The whole answer is the data below, retyped exactly.

** Material for the task follows **

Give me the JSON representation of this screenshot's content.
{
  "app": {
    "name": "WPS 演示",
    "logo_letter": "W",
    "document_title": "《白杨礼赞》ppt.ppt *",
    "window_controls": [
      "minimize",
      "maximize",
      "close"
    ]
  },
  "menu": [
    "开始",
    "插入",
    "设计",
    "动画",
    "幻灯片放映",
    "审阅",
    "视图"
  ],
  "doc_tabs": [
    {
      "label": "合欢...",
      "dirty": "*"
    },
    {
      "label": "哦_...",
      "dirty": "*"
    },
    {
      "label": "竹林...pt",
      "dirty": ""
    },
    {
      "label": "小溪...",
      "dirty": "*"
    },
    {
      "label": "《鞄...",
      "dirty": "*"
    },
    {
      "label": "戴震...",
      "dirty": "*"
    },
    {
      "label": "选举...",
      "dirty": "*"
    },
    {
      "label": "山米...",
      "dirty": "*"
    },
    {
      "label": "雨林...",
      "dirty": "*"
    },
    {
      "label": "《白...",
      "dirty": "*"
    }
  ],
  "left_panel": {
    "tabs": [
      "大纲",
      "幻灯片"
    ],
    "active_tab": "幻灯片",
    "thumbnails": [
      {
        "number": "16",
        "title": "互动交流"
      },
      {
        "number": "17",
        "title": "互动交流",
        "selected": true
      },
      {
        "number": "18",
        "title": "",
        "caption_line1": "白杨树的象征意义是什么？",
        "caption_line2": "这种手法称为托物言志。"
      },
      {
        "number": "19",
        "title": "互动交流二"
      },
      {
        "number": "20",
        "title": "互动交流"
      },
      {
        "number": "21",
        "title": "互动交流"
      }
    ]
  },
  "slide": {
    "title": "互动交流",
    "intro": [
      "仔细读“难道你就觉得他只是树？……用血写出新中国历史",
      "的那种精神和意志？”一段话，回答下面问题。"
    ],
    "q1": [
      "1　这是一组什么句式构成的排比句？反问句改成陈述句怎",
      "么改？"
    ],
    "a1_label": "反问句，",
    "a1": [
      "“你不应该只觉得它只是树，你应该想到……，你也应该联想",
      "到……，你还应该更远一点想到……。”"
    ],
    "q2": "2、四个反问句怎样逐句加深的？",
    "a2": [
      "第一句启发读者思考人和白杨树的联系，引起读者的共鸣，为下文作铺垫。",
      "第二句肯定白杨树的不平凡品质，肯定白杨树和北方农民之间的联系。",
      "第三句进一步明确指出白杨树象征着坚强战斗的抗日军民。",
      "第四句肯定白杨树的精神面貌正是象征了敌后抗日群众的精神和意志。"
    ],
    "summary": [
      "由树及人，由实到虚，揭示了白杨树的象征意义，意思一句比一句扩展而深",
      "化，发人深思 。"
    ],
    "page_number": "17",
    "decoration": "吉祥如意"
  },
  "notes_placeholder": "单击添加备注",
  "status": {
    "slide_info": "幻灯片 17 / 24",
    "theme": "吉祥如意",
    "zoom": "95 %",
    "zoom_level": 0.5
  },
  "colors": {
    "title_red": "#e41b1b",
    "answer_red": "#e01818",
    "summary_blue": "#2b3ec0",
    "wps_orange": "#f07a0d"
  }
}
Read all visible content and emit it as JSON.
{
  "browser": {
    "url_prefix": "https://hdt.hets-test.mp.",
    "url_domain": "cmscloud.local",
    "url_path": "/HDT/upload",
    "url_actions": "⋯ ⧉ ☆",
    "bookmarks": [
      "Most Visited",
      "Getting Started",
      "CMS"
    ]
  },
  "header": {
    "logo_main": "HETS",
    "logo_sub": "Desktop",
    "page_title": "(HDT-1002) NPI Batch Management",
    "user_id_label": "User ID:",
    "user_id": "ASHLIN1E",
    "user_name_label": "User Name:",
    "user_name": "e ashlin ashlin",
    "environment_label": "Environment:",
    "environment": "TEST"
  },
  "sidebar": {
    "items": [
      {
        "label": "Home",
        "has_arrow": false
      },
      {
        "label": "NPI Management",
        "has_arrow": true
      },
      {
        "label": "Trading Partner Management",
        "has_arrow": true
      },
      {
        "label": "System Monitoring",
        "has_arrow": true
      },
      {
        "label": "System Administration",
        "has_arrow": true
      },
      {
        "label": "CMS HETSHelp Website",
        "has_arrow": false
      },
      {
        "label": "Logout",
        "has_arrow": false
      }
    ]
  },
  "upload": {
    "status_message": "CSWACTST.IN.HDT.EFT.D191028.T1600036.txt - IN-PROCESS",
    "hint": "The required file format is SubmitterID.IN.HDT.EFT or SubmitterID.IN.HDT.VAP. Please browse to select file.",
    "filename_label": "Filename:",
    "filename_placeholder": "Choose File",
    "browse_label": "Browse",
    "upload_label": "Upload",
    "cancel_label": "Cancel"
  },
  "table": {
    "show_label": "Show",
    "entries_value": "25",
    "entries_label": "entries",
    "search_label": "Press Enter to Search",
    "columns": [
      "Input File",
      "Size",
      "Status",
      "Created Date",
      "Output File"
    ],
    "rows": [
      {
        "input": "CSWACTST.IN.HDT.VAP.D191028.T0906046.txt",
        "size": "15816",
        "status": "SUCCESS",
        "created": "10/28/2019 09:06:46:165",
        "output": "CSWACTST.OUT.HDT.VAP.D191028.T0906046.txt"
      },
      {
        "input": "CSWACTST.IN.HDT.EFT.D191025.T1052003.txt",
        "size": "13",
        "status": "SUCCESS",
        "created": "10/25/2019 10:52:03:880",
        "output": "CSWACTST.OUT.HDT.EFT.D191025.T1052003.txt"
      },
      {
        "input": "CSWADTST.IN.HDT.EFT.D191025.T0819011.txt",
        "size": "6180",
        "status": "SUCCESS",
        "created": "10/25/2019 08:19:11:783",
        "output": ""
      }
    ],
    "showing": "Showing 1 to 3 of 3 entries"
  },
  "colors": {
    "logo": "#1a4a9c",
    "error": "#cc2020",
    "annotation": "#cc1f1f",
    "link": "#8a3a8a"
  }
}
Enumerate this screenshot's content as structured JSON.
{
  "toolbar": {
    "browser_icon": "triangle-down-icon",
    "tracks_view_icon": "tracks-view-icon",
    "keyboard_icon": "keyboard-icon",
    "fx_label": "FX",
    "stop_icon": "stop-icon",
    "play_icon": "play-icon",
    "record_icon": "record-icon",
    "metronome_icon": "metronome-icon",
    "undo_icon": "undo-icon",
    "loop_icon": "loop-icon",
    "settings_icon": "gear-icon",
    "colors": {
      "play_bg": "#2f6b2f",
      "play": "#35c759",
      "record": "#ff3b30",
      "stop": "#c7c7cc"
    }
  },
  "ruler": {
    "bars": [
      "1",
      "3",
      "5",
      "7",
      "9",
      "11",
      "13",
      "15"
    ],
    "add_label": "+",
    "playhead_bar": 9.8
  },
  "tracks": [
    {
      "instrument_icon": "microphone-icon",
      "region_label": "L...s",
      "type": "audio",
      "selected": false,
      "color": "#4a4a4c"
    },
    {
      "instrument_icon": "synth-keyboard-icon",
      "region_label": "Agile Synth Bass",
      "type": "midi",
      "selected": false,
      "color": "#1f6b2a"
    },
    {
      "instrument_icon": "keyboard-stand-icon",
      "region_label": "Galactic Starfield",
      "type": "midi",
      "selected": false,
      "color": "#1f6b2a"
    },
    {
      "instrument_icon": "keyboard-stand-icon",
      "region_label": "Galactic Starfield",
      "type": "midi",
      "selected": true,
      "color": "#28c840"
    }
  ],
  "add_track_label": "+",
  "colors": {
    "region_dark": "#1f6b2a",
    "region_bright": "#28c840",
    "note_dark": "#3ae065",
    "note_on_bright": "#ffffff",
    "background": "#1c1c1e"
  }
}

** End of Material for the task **

* Answer section
Give me the JSON representation of this screenshot's content.
{
  "app": {
    "name": "WPS 演示",
    "logo_letter": "W",
    "document_title": "《白杨礼赞》ppt.ppt *",
    "window_controls": [
      "minimize",
      "maximize",
      "close"
    ]
  },
  "menu": [
    "开始",
    "插入",
    "设计",
    "动画",
    "幻灯片放映",
    "审阅",
    "视图"
  ],
  "doc_tabs": [
    {
      "label": "合欢...",
      "dirty": "*"
    },
    {
      "label": "哦_...",
      "dirty": "*"
    },
    {
      "label": "竹林...pt",
      "dirty": ""
    },
    {
      "label": "小溪...",
      "dirty": "*"
    },
    {
      "label": "《鞄...",
      "dirty": "*"
    },
    {
      "label": "戴震...",
      "dirty": "*"
    },
    {
      "label": "选举...",
      "dirty": "*"
    },
    {
      "label": "山米...",
      "dirty": "*"
    },
    {
      "label": "雨林...",
      "dirty": "*"
    },
    {
      "label": "《白...",
      "dirty": "*"
    }
  ],
  "left_panel": {
    "tabs": [
      "大纲",
      "幻灯片"
    ],
    "active_tab": "幻灯片",
    "thumbnails": [
      {
        "number": "16",
        "title": "互动交流"
      },
      {
        "number": "17",
        "title": "互动交流",
        "selected": true
      },
      {
        "number": "18",
        "title": "",
        "caption_line1": "白杨树的象征意义是什么？",
        "caption_line2": "这种手法称为托物言志。"
      },
      {
        "number": "19",
        "title": "互动交流二"
      },
      {
        "number": "20",
        "title": "互动交流"
      },
      {
        "number": "21",
        "title": "互动交流"
      }
    ]
  },
  "slide": {
    "title": "互动交流",
    "intro": [
      "仔细读“难道你就觉得他只是树？……用血写出新中国历史",
      "的那种精神和意志？”一段话，回答下面问题。"
    ],
    "q1": [
      "1　这是一组什么句式构成的排比句？反问句改成陈述句怎",
      "么改？"
    ],
    "a1_label": "反问句，",
    "a1": [
      "“你不应该只觉得它只是树，你应该想到……，你也应该联想",
      "到……，你还应该更远一点想到……。”"
    ],
    "q2": "2、四个反问句怎样逐句加深的？",
    "a2": [
      "第一句启发读者思考人和白杨树的联系，引起读者的共鸣，为下文作铺垫。",
      "第二句肯定白杨树的不平凡品质，肯定白杨树和北方农民之间的联系。",
      "第三句进一步明确指出白杨树象征着坚强战斗的抗日军民。",
      "第四句肯定白杨树的精神面貌正是象征了敌后抗日群众的精神和意志。"
    ],
    "summary": [
      "由树及人，由实到虚，揭示了白杨树的象征意义，意思一句比一句扩展而深",
      "化，发人深思 。"
    ],
    "page_number": "17",
    "decoration": "吉祥如意"
  },
  "notes_placeholder": "单击添加备注",
  "status": {
    "slide_info": "幻灯片 17 / 24",
    "theme": "吉祥如意",
    "zoom": "95 %",
    "zoom_level": 0.5
  },
  "colors": {
    "title_red": "#e41b1b",
    "answer_red": "#e01818",
    "summary_blue": "#2b3ec0",
    "wps_orange": "#f07a0d"
  }
}
Read all visible content and emit it as JSON.
{
  "browser": {
    "url_prefix": "https://hdt.hets-test.mp.",
    "url_domain": "cmscloud.local",
    "url_path": "/HDT/upload",
    "url_actions": "⋯ ⧉ ☆",
    "bookmarks": [
      "Most Visited",
      "Getting Started",
      "CMS"
    ]
  },
  "header": {
    "logo_main": "HETS",
    "logo_sub": "Desktop",
    "page_title": "(HDT-1002) NPI Batch Management",
    "user_id_label": "User ID:",
    "user_id": "ASHLIN1E",
    "user_name_label": "User Name:",
    "user_name": "e ashlin ashlin",
    "environment_label": "Environment:",
    "environment": "TEST"
  },
  "sidebar": {
    "items": [
      {
        "label": "Home",
        "has_arrow": false
      },
      {
        "label": "NPI Management",
        "has_arrow": true
      },
      {
        "label": "Trading Partner Management",
        "has_arrow": true
      },
      {
        "label": "System Monitoring",
        "has_arrow": true
      },
      {
        "label": "System Administration",
        "has_arrow": true
      },
      {
        "label": "CMS HETSHelp Website",
        "has_arrow": false
      },
      {
        "label": "Logout",
        "has_arrow": false
      }
    ]
  },
  "upload": {
    "status_message": "CSWACTST.IN.HDT.EFT.D191028.T1600036.txt - IN-PROCESS",
    "hint": "The required file format is SubmitterID.IN.HDT.EFT or SubmitterID.IN.HDT.VAP. Please browse to select file.",
    "filename_label": "Filename:",
    "filename_placeholder": "Choose File",
    "browse_label": "Browse",
    "upload_label": "Upload",
    "cancel_label": "Cancel"
  },
  "table": {
    "show_label": "Show",
    "entries_value": "25",
    "entries_label": "entries",
    "search_label": "Press Enter to Search",
    "columns": [
      "Input File",
      "Size",
      "Status",
      "Created Date",
      "Output File"
    ],
    "rows": [
      {
        "input": "CSWACTST.IN.HDT.VAP.D191028.T0906046.txt",
        "size": "15816",
        "status": "SUCCESS",
        "created": "10/28/2019 09:06:46:165",
        "output": "CSWACTST.OUT.HDT.VAP.D191028.T0906046.txt"
      },
      {
        "input": "CSWACTST.IN.HDT.EFT.D191025.T1052003.txt",
        "size": "13",
        "status": "SUCCESS",
        "created": "10/25/2019 10:52:03:880",
        "output": "CSWACTST.OUT.HDT.EFT.D191025.T1052003.txt"
      },
      {
        "input": "CSWADTST.IN.HDT.EFT.D191025.T0819011.txt",
        "size": "6180",
        "status": "SUCCESS",
        "created": "10/25/2019 08:19:11:783",
        "output": ""
      }
    ],
    "showing": "Showing 1 to 3 of 3 entries"
  },
  "colors": {
    "logo": "#1a4a9c",
    "error": "#cc2020",
    "annotation": "#cc1f1f",
    "link": "#8a3a8a"
  }
}
Enumerate this screenshot's content as structured JSON.
{
  "toolbar": {
    "browser_icon": "triangle-down-icon",
    "tracks_view_icon": "tracks-view-icon",
    "keyboard_icon": "keyboard-icon",
    "fx_label": "FX",
    "stop_icon": "stop-icon",
    "play_icon": "play-icon",
    "record_icon": "record-icon",
    "metronome_icon": "metronome-icon",
    "undo_icon": "undo-icon",
    "loop_icon": "loop-icon",
    "settings_icon": "gear-icon",
    "colors": {
      "play_bg": "#2f6b2f",
      "play": "#35c759",
      "record": "#ff3b30",
      "stop": "#c7c7cc"
    }
  },
  "ruler": {
    "bars": [
      "1",
      "3",
      "5",
      "7",
      "9",
      "11",
      "13",
      "15"
    ],
    "add_label": "+",
    "playhead_bar": 9.8
  },
  "tracks": [
    {
      "instrument_icon": "microphone-icon",
      "region_label": "L...s",
      "type": "audio",
      "selected": false,
      "color": "#4a4a4c"
    },
    {
      "instrument_icon": "synth-keyboard-icon",
      "region_label": "Agile Synth Bass",
      "type": "midi",
      "selected": false,
      "color": "#1f6b2a"
    },
    {
      "instrument_icon": "keyboard-stand-icon",
      "region_label": "Galactic Starfield",
      "type": "midi",
      "selected": false,
      "color": "#1f6b2a"
    },
    {
      "instrument_icon": "keyboard-stand-icon",
      "region_label": "Galactic Starfield",
      "type": "midi",
      "selected": true,
      "color": "#28c840"
    }
  ],
  "add_track_label": "+",
  "colors": {
    "region_dark": "#1f6b2a",
    "region_bright": "#28c840",
    "note_dark": "#3ae065",
    "note_on_bright": "#ffffff",
    "background": "#1c1c1e"
  }
}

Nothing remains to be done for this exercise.